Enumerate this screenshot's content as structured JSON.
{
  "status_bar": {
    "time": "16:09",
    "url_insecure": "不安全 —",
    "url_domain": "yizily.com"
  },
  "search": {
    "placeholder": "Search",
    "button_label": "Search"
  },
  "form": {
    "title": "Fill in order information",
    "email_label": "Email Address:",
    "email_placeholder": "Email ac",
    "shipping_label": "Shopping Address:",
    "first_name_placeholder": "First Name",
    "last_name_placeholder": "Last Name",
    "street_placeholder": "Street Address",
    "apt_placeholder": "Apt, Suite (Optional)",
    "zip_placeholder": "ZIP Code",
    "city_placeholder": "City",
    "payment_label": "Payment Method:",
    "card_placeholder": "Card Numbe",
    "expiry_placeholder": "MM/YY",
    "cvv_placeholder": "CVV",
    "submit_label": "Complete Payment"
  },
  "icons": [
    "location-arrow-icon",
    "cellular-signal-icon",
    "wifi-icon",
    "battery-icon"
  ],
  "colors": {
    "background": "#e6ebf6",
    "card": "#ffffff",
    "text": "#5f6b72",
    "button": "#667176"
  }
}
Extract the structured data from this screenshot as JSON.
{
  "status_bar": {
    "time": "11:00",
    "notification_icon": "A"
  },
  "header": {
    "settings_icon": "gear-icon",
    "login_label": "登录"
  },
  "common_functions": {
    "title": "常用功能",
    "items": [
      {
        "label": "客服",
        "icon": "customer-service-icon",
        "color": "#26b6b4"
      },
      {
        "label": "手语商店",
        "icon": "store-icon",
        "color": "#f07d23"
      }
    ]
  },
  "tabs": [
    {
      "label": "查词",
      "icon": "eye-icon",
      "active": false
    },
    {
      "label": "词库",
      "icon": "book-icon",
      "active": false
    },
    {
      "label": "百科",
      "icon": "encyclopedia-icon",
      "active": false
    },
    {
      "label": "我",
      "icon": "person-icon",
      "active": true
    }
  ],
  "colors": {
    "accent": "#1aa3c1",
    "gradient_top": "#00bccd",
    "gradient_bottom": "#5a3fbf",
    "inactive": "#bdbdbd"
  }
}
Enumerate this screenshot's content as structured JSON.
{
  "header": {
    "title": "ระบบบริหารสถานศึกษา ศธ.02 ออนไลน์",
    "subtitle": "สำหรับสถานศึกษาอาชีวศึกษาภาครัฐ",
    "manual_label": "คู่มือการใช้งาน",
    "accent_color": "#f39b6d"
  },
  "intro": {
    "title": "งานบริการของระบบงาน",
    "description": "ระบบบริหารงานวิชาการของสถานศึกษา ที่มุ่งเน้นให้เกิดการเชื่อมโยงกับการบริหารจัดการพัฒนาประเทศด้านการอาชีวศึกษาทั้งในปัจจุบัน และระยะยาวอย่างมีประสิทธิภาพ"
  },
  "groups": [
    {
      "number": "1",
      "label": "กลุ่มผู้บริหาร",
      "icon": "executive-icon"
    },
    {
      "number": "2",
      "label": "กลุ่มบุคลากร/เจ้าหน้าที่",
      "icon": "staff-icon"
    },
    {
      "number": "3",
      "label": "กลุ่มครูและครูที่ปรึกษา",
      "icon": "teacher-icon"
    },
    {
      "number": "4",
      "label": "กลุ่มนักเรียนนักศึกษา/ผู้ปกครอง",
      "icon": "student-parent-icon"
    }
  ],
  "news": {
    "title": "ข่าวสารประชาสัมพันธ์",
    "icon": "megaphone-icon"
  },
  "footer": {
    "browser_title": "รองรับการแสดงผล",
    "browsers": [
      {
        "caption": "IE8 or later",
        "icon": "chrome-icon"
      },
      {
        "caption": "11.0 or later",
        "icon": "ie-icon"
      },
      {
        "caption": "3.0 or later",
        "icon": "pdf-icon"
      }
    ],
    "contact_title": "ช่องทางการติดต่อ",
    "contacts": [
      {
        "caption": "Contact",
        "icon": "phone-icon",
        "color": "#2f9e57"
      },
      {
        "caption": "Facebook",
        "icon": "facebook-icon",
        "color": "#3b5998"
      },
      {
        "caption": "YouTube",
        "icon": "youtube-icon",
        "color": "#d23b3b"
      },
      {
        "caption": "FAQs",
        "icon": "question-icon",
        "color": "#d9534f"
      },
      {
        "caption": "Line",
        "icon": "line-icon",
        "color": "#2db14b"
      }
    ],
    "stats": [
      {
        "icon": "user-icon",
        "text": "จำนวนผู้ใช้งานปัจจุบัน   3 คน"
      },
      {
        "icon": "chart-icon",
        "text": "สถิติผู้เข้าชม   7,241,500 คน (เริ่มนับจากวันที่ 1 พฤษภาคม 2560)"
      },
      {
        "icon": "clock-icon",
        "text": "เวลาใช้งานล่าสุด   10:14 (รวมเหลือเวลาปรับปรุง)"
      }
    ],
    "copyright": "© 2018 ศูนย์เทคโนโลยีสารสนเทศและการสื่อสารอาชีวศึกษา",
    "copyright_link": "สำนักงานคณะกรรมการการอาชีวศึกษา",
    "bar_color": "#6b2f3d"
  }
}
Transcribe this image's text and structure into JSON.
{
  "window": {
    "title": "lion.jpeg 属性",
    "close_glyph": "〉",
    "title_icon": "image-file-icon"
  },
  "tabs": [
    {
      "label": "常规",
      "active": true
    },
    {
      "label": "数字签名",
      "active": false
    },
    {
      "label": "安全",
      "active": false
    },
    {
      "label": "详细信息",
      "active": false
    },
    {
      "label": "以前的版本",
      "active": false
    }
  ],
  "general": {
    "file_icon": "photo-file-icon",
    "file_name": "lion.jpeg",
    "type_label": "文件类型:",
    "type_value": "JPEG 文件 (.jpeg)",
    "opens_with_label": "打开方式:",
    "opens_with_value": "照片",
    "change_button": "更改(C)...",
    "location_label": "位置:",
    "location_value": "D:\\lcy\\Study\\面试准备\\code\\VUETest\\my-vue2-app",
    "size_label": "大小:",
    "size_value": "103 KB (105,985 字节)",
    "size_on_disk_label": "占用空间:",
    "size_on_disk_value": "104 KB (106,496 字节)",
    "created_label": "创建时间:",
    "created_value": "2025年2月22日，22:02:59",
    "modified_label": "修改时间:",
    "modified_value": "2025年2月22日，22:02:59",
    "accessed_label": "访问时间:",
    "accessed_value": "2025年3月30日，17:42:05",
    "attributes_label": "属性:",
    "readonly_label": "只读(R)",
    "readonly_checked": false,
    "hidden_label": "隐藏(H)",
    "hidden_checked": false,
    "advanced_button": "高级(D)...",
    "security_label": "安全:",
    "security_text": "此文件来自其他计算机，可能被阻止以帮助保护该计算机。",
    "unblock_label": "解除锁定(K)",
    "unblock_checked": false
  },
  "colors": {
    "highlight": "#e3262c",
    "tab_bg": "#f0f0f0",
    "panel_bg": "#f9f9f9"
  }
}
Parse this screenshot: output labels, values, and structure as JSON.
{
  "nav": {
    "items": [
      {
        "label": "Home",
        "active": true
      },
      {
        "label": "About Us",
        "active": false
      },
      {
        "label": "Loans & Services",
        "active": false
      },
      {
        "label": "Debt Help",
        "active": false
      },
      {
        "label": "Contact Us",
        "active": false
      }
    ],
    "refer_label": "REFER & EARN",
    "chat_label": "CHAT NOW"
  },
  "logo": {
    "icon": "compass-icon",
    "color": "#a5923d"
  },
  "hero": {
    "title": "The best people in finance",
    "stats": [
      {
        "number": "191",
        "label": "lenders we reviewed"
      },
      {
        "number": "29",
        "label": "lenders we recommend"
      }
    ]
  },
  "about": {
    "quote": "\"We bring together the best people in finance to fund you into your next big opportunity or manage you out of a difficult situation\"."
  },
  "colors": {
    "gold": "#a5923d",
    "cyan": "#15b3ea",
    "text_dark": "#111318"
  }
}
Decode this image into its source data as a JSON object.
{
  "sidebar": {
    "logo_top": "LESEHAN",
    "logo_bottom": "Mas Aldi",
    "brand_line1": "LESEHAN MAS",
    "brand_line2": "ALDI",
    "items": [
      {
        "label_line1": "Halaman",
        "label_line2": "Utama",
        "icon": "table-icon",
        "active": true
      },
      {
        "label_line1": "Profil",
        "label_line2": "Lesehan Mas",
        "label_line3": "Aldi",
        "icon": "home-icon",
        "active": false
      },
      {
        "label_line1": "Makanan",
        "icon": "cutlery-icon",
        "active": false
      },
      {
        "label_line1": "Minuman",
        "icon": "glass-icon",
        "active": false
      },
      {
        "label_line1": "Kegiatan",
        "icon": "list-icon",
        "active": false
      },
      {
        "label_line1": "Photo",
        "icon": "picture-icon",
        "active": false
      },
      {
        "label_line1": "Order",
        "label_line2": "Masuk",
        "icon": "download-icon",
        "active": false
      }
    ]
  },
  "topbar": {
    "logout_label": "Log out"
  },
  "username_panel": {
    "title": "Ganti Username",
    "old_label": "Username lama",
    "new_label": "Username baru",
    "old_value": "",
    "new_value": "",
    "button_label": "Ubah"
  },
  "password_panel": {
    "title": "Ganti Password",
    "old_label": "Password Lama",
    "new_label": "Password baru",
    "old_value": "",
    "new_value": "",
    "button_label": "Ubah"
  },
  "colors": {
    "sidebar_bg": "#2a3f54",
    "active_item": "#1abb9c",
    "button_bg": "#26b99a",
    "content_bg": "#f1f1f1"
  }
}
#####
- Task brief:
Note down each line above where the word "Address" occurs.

- Your response:
    "email_label": "Email Address:",
    "shipping_label": "Shopping Address:",
    "street_placeholder": "Street Address",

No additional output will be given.